In the past, an information technology department would have been just one person, the computer operator. The computer was probably located in the basement and took up the entire room. Data was probably stored on a magnetic tape and then placed in boxes. Over time, the integrity of these magnetic tapes would degrade and the information could no longer be retrieved. Most of what the company “knew” and most of the information a company possessed resided in the heads of its employees. This was highly inefficient. Today, information technology department perform far more complicated tasks. In addition to computers, they have servers, systems for managing large amounts of data, and encryption software. Each department has several people and the bigger departments have a CIO, or chief information officer. This executive position is a relatively new phenomenon that reflects our full immersion in the information age.
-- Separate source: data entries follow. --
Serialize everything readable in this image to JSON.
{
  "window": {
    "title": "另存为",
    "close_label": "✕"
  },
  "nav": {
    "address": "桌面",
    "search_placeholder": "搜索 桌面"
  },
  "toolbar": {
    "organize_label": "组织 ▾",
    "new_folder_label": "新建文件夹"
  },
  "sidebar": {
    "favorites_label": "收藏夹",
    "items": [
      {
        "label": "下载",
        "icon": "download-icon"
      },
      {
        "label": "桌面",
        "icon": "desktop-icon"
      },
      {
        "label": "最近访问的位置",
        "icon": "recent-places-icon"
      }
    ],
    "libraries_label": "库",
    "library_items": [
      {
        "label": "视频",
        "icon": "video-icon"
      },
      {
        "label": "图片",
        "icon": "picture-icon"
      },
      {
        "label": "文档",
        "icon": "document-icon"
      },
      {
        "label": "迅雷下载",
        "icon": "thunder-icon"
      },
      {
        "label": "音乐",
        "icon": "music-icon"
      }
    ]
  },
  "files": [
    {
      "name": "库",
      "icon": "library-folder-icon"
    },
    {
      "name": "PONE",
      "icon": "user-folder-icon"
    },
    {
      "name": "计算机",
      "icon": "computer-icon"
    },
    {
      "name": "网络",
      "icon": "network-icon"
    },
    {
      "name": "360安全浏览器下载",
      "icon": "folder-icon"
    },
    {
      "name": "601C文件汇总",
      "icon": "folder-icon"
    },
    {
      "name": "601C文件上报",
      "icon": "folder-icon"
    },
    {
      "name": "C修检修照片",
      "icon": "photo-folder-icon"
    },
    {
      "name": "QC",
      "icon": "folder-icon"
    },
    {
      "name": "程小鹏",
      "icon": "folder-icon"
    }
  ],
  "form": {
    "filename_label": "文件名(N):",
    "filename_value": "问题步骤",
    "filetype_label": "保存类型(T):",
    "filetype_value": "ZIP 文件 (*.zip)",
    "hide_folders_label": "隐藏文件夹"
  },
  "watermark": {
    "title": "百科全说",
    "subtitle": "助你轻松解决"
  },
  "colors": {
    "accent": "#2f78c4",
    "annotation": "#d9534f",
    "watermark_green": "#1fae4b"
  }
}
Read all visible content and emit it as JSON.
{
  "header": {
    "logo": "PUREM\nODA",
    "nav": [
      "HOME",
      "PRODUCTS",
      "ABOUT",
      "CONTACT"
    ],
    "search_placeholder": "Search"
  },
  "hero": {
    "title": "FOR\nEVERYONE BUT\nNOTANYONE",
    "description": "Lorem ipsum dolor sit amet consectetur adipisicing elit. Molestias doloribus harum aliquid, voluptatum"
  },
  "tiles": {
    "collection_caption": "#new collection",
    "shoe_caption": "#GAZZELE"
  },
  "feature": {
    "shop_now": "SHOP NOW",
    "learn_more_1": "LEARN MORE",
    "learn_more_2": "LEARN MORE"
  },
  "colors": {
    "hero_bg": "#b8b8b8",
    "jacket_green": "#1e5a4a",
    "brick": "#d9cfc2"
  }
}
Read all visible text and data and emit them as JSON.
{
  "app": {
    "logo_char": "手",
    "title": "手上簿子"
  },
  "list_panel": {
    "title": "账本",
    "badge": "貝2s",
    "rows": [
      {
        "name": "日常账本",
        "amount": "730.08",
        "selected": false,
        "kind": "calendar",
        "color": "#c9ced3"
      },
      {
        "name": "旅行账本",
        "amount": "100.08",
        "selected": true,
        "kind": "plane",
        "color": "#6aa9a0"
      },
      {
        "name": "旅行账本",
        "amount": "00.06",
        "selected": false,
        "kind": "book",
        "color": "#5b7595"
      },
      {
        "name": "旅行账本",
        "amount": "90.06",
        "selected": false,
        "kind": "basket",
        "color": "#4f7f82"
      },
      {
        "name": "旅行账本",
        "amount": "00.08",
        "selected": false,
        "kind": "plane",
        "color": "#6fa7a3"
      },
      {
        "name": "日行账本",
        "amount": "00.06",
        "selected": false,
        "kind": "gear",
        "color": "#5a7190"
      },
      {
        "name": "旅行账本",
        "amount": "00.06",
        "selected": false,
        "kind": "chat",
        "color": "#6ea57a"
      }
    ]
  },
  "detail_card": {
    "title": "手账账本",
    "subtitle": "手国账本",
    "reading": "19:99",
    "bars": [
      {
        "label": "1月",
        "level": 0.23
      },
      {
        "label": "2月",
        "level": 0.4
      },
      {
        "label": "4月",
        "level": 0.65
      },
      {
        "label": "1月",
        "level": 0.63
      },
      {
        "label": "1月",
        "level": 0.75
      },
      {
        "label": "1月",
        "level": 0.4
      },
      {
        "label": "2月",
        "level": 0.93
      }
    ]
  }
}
If you are interested in a career that involves some sort of IT support, you probably want to get a degree in computer sciences from a four-year university. While you are completing your degree, you will learn all about things like computer networking, business intelligence, Linux, and information security. Linux is the basic operating system that all IT specialists use, although you will be expected to know how to use other more popular operating systems as well. You will also be expected to know at least one programming language. In addition to your degree, you will probably need some sort of special certificate to show that you are specialists in your field. The most common certifications are from Cisco, Oracle, Microsoft, and Information Security. Once you get your degree and your certifications take care of, you should have no trouble getting a good job, provided that you are willing to move. The good news is that most desirable places to live have a lot of information technology jobs.